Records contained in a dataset
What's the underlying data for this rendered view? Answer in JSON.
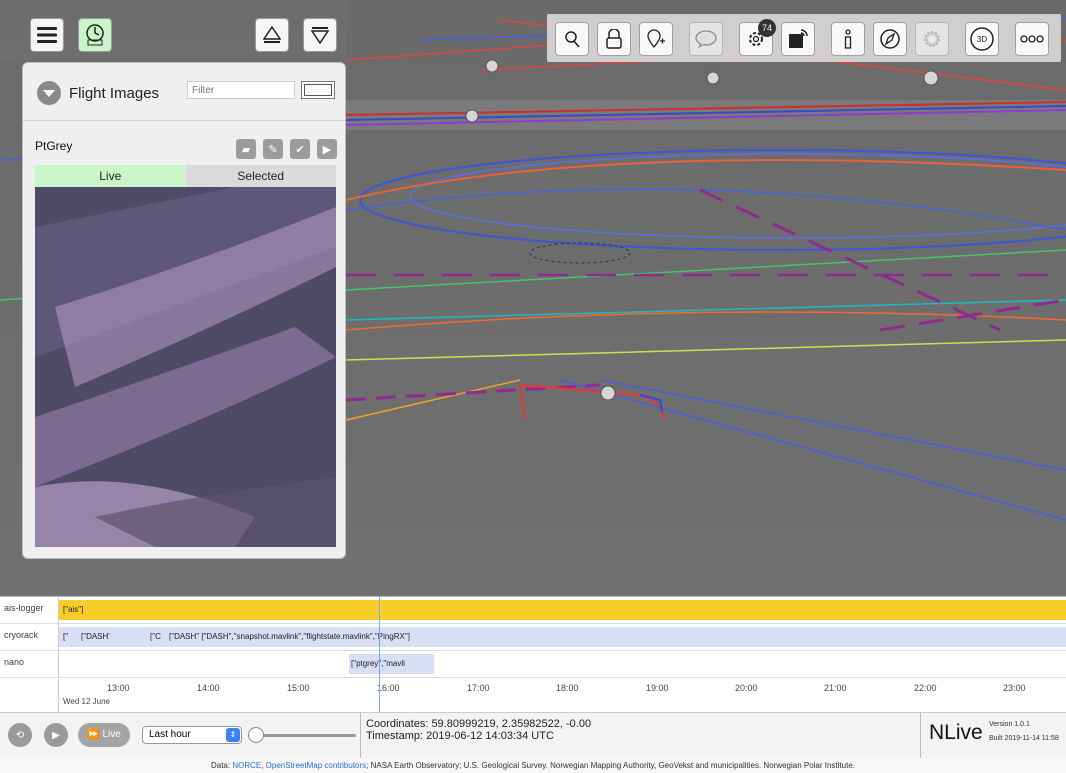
{
  "panel": {
    "title": "Flight Images",
    "filter_placeholder": "Filter",
    "camera": "PtGrey",
    "tabs": [
      "Live",
      "Selected"
    ]
  },
  "toolbar": {
    "left": [
      "menu-icon",
      "flight-replay-icon",
      "collapse-up-icon",
      "expand-down-icon"
    ],
    "right": [
      "search-icon",
      "lock-icon",
      "add-marker-icon",
      "comment-icon",
      "settings-icon",
      "layer-icon",
      "info-icon",
      "compass-icon",
      "sun-icon",
      "3d-icon",
      "more-icon"
    ],
    "settings_badge": "74",
    "view_mode_label": "3D"
  },
  "timeline": {
    "tracks": [
      {
        "label": "ais-logger",
        "segments": [
          "[\"ais\"]"
        ]
      },
      {
        "label": "cryorack",
        "segments": [
          "[\"",
          "[\"DASH'",
          "[\"C",
          "[\"DASH\" [\"DASH\",\"snapshot.mavlink\",\"flightstate.mavlink\",\"PingRX\"]"
        ]
      },
      {
        "label": "nano",
        "segments": [
          "[\"ptgrey\",\"mavli"
        ]
      }
    ],
    "hours": [
      "13:00",
      "14:00",
      "15:00",
      "16:00",
      "17:00",
      "18:00",
      "19:00",
      "20:00",
      "21:00",
      "22:00",
      "23:00"
    ],
    "date": "Wed 12 June"
  },
  "controls": {
    "live_label": "Live",
    "range_value": "Last hour"
  },
  "status": {
    "coordinates_label": "Coordinates:",
    "coordinates_value": "59.80999219, 2.35982522, -0.00",
    "timestamp_label": "Timestamp:",
    "timestamp_value": "2019-06-12 14:03:34 UTC"
  },
  "brand": {
    "name": "NLive",
    "version": "Version 1.0.1",
    "built": "Built 2019-11-14 11:58"
  },
  "attribution": {
    "prefix": "Data: ",
    "link1": "NORCE",
    "sep": ", ",
    "link2": "OpenStreetMap contributors",
    "rest": "; NASA Earth Observatory; U.S. Geological Survey. Norwegian Mapping Authority, GeoVekst and municipalities. Norwegian Polar Institute."
  },
  "colors": {
    "ais_bar": "#f7cd2a",
    "cryorack_bar": "#d8def4",
    "live_tab": "#c9f5c9",
    "accent_blue": "#3a82f7"
  }
}
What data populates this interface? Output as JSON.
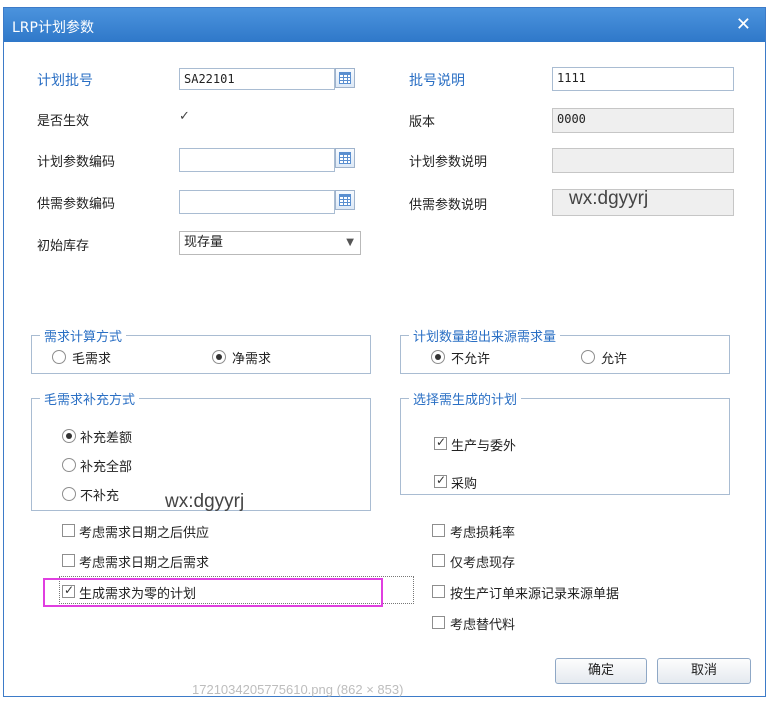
{
  "window": {
    "title": "LRP计划参数",
    "close_glyph": "✕"
  },
  "fields": {
    "plan_batch_label": "计划批号",
    "plan_batch_value": "SA22101",
    "batch_desc_label": "批号说明",
    "batch_desc_value": "1111",
    "effective_label": "是否生效",
    "effective_checked": true,
    "version_label": "版本",
    "version_value": "0000",
    "plan_param_code_label": "计划参数编码",
    "plan_param_code_value": "",
    "plan_param_desc_label": "计划参数说明",
    "plan_param_desc_value": "",
    "supply_param_code_label": "供需参数编码",
    "supply_param_code_value": "",
    "supply_param_desc_label": "供需参数说明",
    "initial_stock_label": "初始库存",
    "initial_stock_value": "现存量"
  },
  "watermark_text": "wx:dgyyrj",
  "groups": {
    "demand_calc": {
      "title": "需求计算方式",
      "options": [
        "毛需求",
        "净需求"
      ],
      "selected": "净需求"
    },
    "over_demand": {
      "title": "计划数量超出来源需求量",
      "options": [
        "不允许",
        "允许"
      ],
      "selected": "不允许"
    },
    "gross_supplement": {
      "title": "毛需求补充方式",
      "options": [
        "补充差额",
        "补充全部",
        "不补充"
      ],
      "selected": "补充差额"
    },
    "plans_to_generate": {
      "title": "选择需生成的计划",
      "options": [
        "生产与委外",
        "采购"
      ],
      "checked": [
        "生产与委外",
        "采购"
      ]
    }
  },
  "options_left": [
    {
      "label": "考虑需求日期之后供应",
      "checked": false
    },
    {
      "label": "考虑需求日期之后需求",
      "checked": false
    },
    {
      "label": "生成需求为零的计划",
      "checked": true
    }
  ],
  "options_right": [
    {
      "label": "考虑损耗率",
      "checked": false
    },
    {
      "label": "仅考虑现存",
      "checked": false
    },
    {
      "label": "按生产订单来源记录来源单据",
      "checked": false
    },
    {
      "label": "考虑替代料",
      "checked": false
    }
  ],
  "buttons": {
    "ok": "确定",
    "cancel": "取消"
  },
  "footer_filename": "17210342057756​10.png (862 × 853)",
  "colors": {
    "title_bar": "#2f78c9",
    "accent_blue": "#2a6fc4",
    "highlight": "#e03fe0"
  }
}
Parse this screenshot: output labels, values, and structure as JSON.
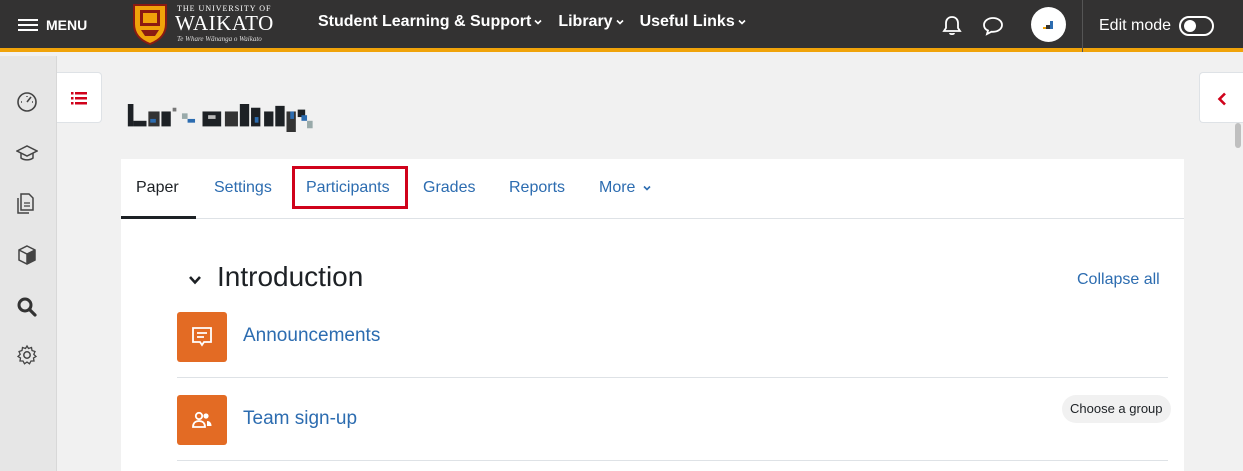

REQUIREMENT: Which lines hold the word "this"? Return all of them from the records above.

WRITTEN ANSWER:
What's the underlying data for this rendered view? Answer in JSON.
What data populates this interface? Output as JSON.
Parse this screenshot: output labels, values, and structure as JSON.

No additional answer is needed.